> [TASK TO CARRY OUT]
Print the entries underneath word for word, omitting whatever pictures they contain.

> [MATERIAL FOR THE TASK]
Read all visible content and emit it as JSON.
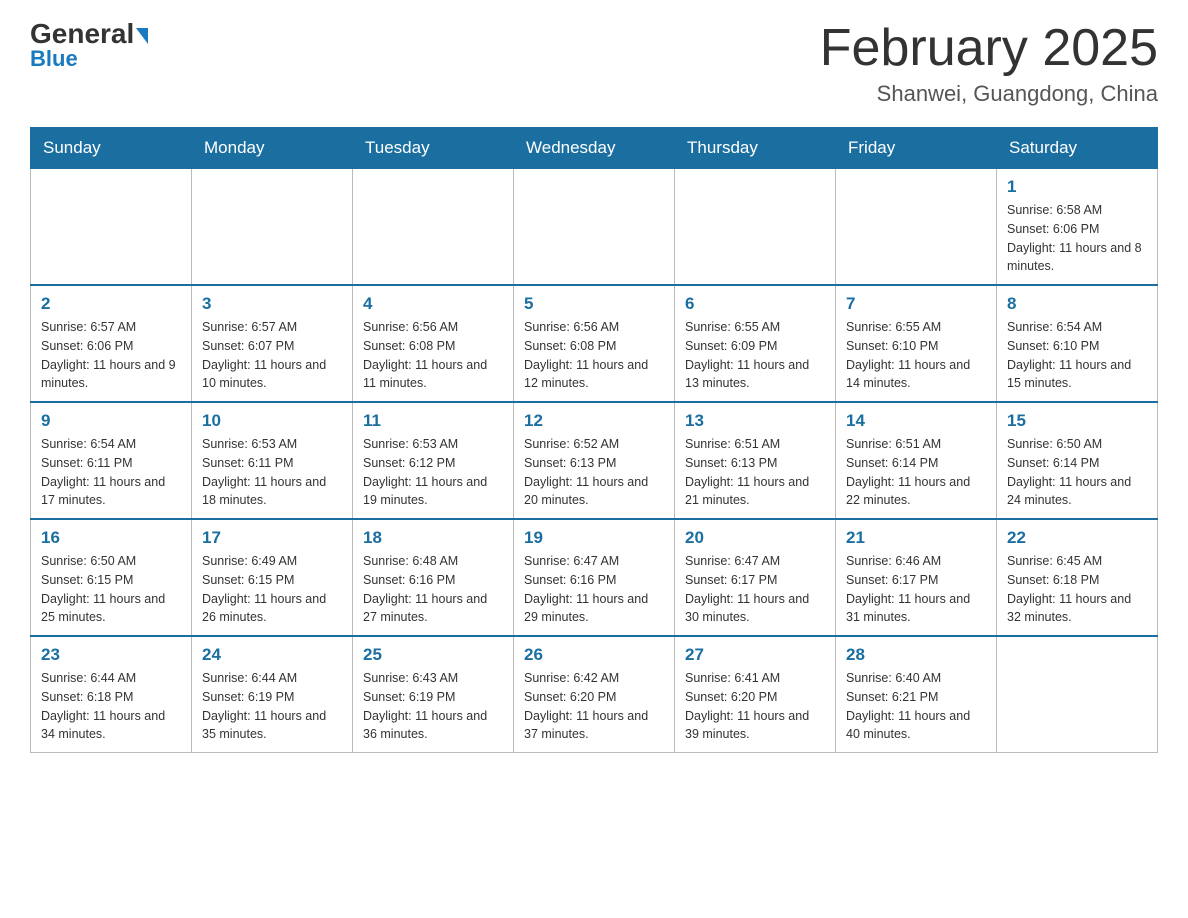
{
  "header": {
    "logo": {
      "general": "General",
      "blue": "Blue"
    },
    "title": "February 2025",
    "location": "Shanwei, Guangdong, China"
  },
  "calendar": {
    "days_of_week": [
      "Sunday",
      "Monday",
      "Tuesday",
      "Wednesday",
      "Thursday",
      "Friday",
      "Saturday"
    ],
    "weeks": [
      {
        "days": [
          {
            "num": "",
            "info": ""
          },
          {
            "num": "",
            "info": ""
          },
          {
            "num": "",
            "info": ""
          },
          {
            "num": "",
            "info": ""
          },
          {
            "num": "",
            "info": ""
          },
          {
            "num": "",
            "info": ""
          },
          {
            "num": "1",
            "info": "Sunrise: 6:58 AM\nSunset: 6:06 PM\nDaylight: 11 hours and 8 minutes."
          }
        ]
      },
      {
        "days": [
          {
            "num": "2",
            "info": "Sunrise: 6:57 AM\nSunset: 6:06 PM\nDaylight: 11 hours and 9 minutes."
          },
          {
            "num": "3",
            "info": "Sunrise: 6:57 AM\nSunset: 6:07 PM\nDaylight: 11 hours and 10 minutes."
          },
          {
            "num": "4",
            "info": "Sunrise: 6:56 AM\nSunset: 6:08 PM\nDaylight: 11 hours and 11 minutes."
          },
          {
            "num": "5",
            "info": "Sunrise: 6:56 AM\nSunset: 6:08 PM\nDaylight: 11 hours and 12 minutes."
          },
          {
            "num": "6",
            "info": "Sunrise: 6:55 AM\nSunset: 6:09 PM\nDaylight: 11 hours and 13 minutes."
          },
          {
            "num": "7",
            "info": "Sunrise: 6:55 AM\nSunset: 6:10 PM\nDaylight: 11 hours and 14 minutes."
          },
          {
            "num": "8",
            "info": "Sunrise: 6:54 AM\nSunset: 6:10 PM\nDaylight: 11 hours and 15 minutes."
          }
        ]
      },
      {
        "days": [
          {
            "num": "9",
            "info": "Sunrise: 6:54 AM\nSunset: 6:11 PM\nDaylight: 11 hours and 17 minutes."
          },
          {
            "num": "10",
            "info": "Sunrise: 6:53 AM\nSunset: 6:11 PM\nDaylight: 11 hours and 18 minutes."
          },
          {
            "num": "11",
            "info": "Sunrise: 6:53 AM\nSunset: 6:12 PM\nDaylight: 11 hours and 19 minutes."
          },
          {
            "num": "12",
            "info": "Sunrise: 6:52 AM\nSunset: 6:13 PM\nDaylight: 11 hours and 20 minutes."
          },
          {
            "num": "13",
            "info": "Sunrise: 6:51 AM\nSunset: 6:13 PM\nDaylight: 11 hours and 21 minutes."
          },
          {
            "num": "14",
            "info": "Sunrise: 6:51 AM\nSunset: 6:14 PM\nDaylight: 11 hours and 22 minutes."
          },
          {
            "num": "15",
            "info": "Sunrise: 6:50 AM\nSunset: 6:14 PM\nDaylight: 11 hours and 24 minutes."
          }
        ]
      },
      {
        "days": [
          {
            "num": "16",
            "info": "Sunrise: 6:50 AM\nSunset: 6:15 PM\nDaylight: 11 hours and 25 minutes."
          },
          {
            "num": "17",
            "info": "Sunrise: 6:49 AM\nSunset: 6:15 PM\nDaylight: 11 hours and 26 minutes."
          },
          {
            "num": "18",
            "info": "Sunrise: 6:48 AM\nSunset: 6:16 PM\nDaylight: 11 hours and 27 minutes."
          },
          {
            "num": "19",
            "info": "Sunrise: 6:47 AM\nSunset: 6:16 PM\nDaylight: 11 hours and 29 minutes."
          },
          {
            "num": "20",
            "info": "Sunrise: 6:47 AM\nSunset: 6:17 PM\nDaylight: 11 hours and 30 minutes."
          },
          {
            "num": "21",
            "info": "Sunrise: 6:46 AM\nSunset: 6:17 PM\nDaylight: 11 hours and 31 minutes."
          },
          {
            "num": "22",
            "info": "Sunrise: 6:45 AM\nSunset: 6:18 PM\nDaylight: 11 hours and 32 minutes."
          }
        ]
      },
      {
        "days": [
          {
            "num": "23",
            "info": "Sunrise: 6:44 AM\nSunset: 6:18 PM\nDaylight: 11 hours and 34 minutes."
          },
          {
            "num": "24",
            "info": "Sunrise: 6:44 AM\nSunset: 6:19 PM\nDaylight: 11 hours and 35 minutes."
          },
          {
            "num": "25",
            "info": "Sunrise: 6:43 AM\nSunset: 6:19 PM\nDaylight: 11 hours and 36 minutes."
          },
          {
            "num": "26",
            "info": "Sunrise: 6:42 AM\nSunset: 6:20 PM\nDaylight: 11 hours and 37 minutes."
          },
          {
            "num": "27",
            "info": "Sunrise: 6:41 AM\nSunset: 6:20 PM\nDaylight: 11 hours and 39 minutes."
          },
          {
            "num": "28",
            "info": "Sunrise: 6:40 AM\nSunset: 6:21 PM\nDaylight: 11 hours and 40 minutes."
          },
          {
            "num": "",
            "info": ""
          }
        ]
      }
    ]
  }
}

> [EXPECTED ANSWER]
Read all visible content and emit it as JSON.
{
  "header": {
    "logo": {
      "general": "General",
      "blue": "Blue"
    },
    "title": "February 2025",
    "location": "Shanwei, Guangdong, China"
  },
  "calendar": {
    "days_of_week": [
      "Sunday",
      "Monday",
      "Tuesday",
      "Wednesday",
      "Thursday",
      "Friday",
      "Saturday"
    ],
    "weeks": [
      {
        "days": [
          {
            "num": "",
            "info": ""
          },
          {
            "num": "",
            "info": ""
          },
          {
            "num": "",
            "info": ""
          },
          {
            "num": "",
            "info": ""
          },
          {
            "num": "",
            "info": ""
          },
          {
            "num": "",
            "info": ""
          },
          {
            "num": "1",
            "info": "Sunrise: 6:58 AM\nSunset: 6:06 PM\nDaylight: 11 hours and 8 minutes."
          }
        ]
      },
      {
        "days": [
          {
            "num": "2",
            "info": "Sunrise: 6:57 AM\nSunset: 6:06 PM\nDaylight: 11 hours and 9 minutes."
          },
          {
            "num": "3",
            "info": "Sunrise: 6:57 AM\nSunset: 6:07 PM\nDaylight: 11 hours and 10 minutes."
          },
          {
            "num": "4",
            "info": "Sunrise: 6:56 AM\nSunset: 6:08 PM\nDaylight: 11 hours and 11 minutes."
          },
          {
            "num": "5",
            "info": "Sunrise: 6:56 AM\nSunset: 6:08 PM\nDaylight: 11 hours and 12 minutes."
          },
          {
            "num": "6",
            "info": "Sunrise: 6:55 AM\nSunset: 6:09 PM\nDaylight: 11 hours and 13 minutes."
          },
          {
            "num": "7",
            "info": "Sunrise: 6:55 AM\nSunset: 6:10 PM\nDaylight: 11 hours and 14 minutes."
          },
          {
            "num": "8",
            "info": "Sunrise: 6:54 AM\nSunset: 6:10 PM\nDaylight: 11 hours and 15 minutes."
          }
        ]
      },
      {
        "days": [
          {
            "num": "9",
            "info": "Sunrise: 6:54 AM\nSunset: 6:11 PM\nDaylight: 11 hours and 17 minutes."
          },
          {
            "num": "10",
            "info": "Sunrise: 6:53 AM\nSunset: 6:11 PM\nDaylight: 11 hours and 18 minutes."
          },
          {
            "num": "11",
            "info": "Sunrise: 6:53 AM\nSunset: 6:12 PM\nDaylight: 11 hours and 19 minutes."
          },
          {
            "num": "12",
            "info": "Sunrise: 6:52 AM\nSunset: 6:13 PM\nDaylight: 11 hours and 20 minutes."
          },
          {
            "num": "13",
            "info": "Sunrise: 6:51 AM\nSunset: 6:13 PM\nDaylight: 11 hours and 21 minutes."
          },
          {
            "num": "14",
            "info": "Sunrise: 6:51 AM\nSunset: 6:14 PM\nDaylight: 11 hours and 22 minutes."
          },
          {
            "num": "15",
            "info": "Sunrise: 6:50 AM\nSunset: 6:14 PM\nDaylight: 11 hours and 24 minutes."
          }
        ]
      },
      {
        "days": [
          {
            "num": "16",
            "info": "Sunrise: 6:50 AM\nSunset: 6:15 PM\nDaylight: 11 hours and 25 minutes."
          },
          {
            "num": "17",
            "info": "Sunrise: 6:49 AM\nSunset: 6:15 PM\nDaylight: 11 hours and 26 minutes."
          },
          {
            "num": "18",
            "info": "Sunrise: 6:48 AM\nSunset: 6:16 PM\nDaylight: 11 hours and 27 minutes."
          },
          {
            "num": "19",
            "info": "Sunrise: 6:47 AM\nSunset: 6:16 PM\nDaylight: 11 hours and 29 minutes."
          },
          {
            "num": "20",
            "info": "Sunrise: 6:47 AM\nSunset: 6:17 PM\nDaylight: 11 hours and 30 minutes."
          },
          {
            "num": "21",
            "info": "Sunrise: 6:46 AM\nSunset: 6:17 PM\nDaylight: 11 hours and 31 minutes."
          },
          {
            "num": "22",
            "info": "Sunrise: 6:45 AM\nSunset: 6:18 PM\nDaylight: 11 hours and 32 minutes."
          }
        ]
      },
      {
        "days": [
          {
            "num": "23",
            "info": "Sunrise: 6:44 AM\nSunset: 6:18 PM\nDaylight: 11 hours and 34 minutes."
          },
          {
            "num": "24",
            "info": "Sunrise: 6:44 AM\nSunset: 6:19 PM\nDaylight: 11 hours and 35 minutes."
          },
          {
            "num": "25",
            "info": "Sunrise: 6:43 AM\nSunset: 6:19 PM\nDaylight: 11 hours and 36 minutes."
          },
          {
            "num": "26",
            "info": "Sunrise: 6:42 AM\nSunset: 6:20 PM\nDaylight: 11 hours and 37 minutes."
          },
          {
            "num": "27",
            "info": "Sunrise: 6:41 AM\nSunset: 6:20 PM\nDaylight: 11 hours and 39 minutes."
          },
          {
            "num": "28",
            "info": "Sunrise: 6:40 AM\nSunset: 6:21 PM\nDaylight: 11 hours and 40 minutes."
          },
          {
            "num": "",
            "info": ""
          }
        ]
      }
    ]
  }
}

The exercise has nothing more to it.